## [DESCRIPTION OF THE TASK]
From the listing below, work out how many lines contain "back". Reply with that number only.

## [RECORDS FOR PROCESSING]
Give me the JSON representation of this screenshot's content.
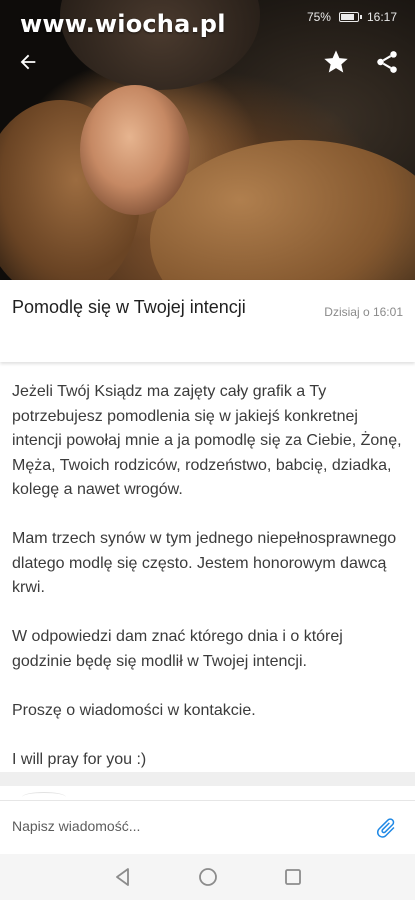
{
  "watermark": "www.wiocha.pl",
  "status_bar": {
    "battery": "75%",
    "time": "16:17"
  },
  "icons": {
    "back": "arrow-left-icon",
    "favorite": "star-icon",
    "share": "share-icon",
    "attach": "paperclip-icon",
    "nav_back": "triangle-back-icon",
    "nav_home": "circle-home-icon",
    "nav_recents": "square-recents-icon"
  },
  "post": {
    "title": "Pomodlę się w Twojej intencji",
    "date": "Dzisiaj o 16:01",
    "paragraphs": [
      "Jeżeli Twój Ksiądz ma zajęty cały grafik a Ty potrzebujesz pomodlenia się w jakiejś konkretnej intencji powołaj mnie a ja pomodlę się za Ciebie, Żonę, Męża, Twoich rodziców, rodzeństwo, babcię, dziadka, kolegę a nawet wrogów.",
      "Mam trzech synów w tym jednego niepełnosprawnego dlatego modlę się często. Jestem honorowym dawcą krwi.",
      "W odpowiedzi dam znać którego dnia i o której godzinie będę się modlił w Twojej intencji.",
      "Proszę o wiadomości w kontakcie.",
      "I will pray for you :)"
    ]
  },
  "compose": {
    "placeholder": "Napisz wiadomość..."
  },
  "colors": {
    "accent": "#1e88e5",
    "text": "#3b3b3b",
    "muted": "#8a8a8a"
  }
}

## [RESPONSE AREA]
2